Section 8 provides seniors with vouchers they can then use to get homes, apartments and condos with lower rents. You can select between different types of homes according to your preferences, as long as they qualify for Section 8. Housing assistance is highly popular and Section 8 has limited availability of homes, so it is not uncommon for applicants to be placed on a waiting list within their local public housing authority (PHA).

If you wish to qualify for Section 8 as a senior, you will need to meet your state’s income requirements. You may also need to qualify for the “elderly household category” as long as you meet the age requirement.

Unemployment Insurance Guide

If you lost your job through no fault of your own, you may be able to apply for unemployment insurance (UI) and receive weekly payments. Each state has different criteria to provide these benefits. However, if you quit your job voluntarily or to retire, regardless of the state you live in, you will not qualify for these benefits.

If you are laid off, furloughed or your hours are reduced, you may be able to qualify for UI benefits. Keep in mind that if you are fired due to misconduct, you cannot apply for unemployment benefits. The amount you will receive monthly will depend on how much you earned before being fired, furloughed or had your hours reduced. This number may be different depending on the state.

If you wish to continue receiving unemployment benefits as a senior, you will need to actively be looking for a new job. Several states have waived this requirement due to the COVID-19 pandemic, but have already reinstated it so be sure to check with your local unemployment office.

TANF Guide

If you are struggling to pay for your essentials, you may be able to qualify for the Temporary Assistance for Needy Families or TANF program. This is a federal financial assistance program and if you qualify, you may receive cash payments to help you pay everything from housing to medical bills, clothes and food.

Seniors who wish to receive TANF payments will need to be responsible for at least a child younger than 18 years old, have dependents or full-time students younger than 19 living with them. Children don’t have to be in their custody but must live with them.

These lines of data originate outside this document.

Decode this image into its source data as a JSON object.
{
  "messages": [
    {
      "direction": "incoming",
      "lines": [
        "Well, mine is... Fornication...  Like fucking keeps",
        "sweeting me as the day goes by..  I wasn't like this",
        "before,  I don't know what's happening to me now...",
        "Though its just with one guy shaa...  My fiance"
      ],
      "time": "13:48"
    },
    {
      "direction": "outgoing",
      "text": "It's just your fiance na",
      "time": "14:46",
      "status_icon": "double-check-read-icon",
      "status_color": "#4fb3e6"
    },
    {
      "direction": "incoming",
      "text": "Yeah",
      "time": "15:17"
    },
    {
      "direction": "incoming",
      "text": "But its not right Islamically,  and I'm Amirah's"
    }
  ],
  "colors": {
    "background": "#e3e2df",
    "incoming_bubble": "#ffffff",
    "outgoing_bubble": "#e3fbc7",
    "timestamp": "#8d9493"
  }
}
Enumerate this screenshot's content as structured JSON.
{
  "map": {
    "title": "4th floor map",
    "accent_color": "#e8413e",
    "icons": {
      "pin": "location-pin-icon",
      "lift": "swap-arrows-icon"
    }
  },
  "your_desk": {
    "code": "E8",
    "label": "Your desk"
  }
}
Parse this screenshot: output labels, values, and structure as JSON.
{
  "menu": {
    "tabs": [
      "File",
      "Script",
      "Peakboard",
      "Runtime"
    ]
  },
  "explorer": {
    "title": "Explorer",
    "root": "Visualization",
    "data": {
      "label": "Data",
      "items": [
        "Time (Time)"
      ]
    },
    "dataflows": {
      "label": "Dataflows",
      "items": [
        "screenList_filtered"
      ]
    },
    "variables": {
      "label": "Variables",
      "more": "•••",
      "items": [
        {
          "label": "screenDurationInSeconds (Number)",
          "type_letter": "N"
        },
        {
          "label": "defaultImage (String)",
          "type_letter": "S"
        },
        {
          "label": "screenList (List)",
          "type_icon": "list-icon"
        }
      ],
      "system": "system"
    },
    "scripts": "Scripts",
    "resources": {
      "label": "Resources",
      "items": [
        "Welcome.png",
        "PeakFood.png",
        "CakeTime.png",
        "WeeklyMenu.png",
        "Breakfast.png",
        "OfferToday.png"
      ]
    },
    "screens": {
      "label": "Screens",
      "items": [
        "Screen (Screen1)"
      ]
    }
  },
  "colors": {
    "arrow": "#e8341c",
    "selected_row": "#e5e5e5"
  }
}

However, because TANF is a financial-based aid program, you must have limited resources and a low income. In general, if there are a lot of people living under the same roof, the income will be higher, but if the income of each person is low, the household may still qualify for TANF.

Medicaid Guide

Health care in the United States is extremely expensive. This has resulted in millions of seniors applying and relying on Medicaid, a federal health insurance program, to get the healthcare they need at an affordable price. Medicaid is available to several different groups, including seniors, as long as they meet the requirements.

Despite it being a federal program, states can provide benefits in any way they see fit. For instance, many states extend the level of income for seniors so that a larger population can get coverage.

If you wish to qualify for Medicaid as a senior, you will need to meet certain requirements including where you live, how much your earn, what is the size of your household and more. If you are considered “medically needy” of Medicaid, you may automatically qualify for this federal program.

Medicare Guide

Medicare is an extremely popular health program among seniors and disabled adults and provides low-cost health care to millions of seniors in the country. If you qualify, you may considerably reduce our out-of-pocket expenses, including copayments and premiums.

This program is particularly aimed at seniors that are 65 years of age or more. Nonetheless, depending on their level of disability, disabled adults may qualify for Medicare before turning 65.

The Medicare health insurance program has four main parts: Part A, Part B, Part C and Part D. The first two parts are generally known as “Original Medicare” and cover both inpatient and outpatient services. The third part is known as Medicare Advantage Plan and is a supplemental coverage plan you can get from private insurance companies. The last part provides drug coverage and helps seniors pay for their prescriptions.